Predicting that 2 million passengers will be “yapping their innermost thoughts” on jets if the Federal Communications Commission OK’s cellphone use on aircrafts, a key senator has vowed to introduce legislation to kill the plan if necessary.
“Imagine two million passengers, hurtling through space, trapped in 17-inch-wide seats, yapping their innermost thoughts,” warned Tennessee Republican Sen. Lamar Alexander. “The Transportation Security Administration would have to hire three times as many air marshals to deal with the fistfights.”
Polls have shown that the public is also against the freedom to yap on their phones, worried mostly that the person next to them will be annoying.
“Stop and think about what we hear now in airport lobbies from those who wander around shouting personal details into a microphone: babbling about last night’s love life, bathroom plans, next week’s schedule, orders to an assistant, arguments with spouses. Imagine this noise while you travel, restrained by your seatbelt, unable to escape," said Alexander.

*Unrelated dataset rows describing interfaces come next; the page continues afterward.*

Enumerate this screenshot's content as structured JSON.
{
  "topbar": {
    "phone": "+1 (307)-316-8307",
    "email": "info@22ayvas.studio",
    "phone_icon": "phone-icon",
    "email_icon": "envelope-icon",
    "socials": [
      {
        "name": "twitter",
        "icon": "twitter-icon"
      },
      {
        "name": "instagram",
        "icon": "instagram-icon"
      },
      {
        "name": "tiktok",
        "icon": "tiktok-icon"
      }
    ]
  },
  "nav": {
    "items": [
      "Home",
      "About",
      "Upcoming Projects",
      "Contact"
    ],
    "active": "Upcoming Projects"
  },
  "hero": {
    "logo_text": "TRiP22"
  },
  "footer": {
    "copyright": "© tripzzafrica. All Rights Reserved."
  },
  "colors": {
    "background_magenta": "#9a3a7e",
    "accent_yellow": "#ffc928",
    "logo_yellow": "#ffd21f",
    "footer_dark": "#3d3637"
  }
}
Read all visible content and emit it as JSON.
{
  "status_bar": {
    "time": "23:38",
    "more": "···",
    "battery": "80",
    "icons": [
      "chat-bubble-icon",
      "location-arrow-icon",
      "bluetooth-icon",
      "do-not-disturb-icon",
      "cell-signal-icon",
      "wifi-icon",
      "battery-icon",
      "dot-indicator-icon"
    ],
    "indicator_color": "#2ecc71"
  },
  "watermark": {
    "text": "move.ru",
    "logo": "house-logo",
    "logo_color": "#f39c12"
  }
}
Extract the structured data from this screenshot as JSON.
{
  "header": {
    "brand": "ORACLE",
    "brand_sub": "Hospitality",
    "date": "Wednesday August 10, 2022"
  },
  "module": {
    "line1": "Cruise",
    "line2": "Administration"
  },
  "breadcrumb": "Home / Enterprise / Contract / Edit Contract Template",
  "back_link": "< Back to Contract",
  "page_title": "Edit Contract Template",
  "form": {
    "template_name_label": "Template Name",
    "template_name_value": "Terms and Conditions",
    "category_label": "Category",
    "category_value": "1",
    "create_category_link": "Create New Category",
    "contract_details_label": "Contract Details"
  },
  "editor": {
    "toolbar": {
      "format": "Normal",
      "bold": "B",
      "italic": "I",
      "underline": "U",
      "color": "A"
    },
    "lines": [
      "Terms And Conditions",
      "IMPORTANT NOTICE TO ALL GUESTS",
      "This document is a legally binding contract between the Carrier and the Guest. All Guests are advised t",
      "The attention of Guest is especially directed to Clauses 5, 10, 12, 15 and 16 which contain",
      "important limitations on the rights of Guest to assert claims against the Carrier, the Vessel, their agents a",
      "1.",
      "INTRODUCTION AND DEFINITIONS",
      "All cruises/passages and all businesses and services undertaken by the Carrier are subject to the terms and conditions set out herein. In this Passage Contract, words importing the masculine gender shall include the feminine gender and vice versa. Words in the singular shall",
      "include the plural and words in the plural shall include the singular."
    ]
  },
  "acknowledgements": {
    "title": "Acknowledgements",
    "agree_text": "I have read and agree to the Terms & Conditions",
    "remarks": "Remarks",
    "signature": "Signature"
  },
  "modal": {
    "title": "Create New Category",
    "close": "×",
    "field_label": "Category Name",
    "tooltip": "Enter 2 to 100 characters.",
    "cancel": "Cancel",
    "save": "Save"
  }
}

He added: “The FCC commissioners will earn the gratitude of the two million Americans who fly each day by deciding: text messages, yes; conversations, no.”
The FCC said it will consider changing the current no-talk rules at the upcoming Dec. 12 meeting.Paul Bedard, The Washington Examiner's "Washington Secrets" columnist, can be contacted at email@example.com.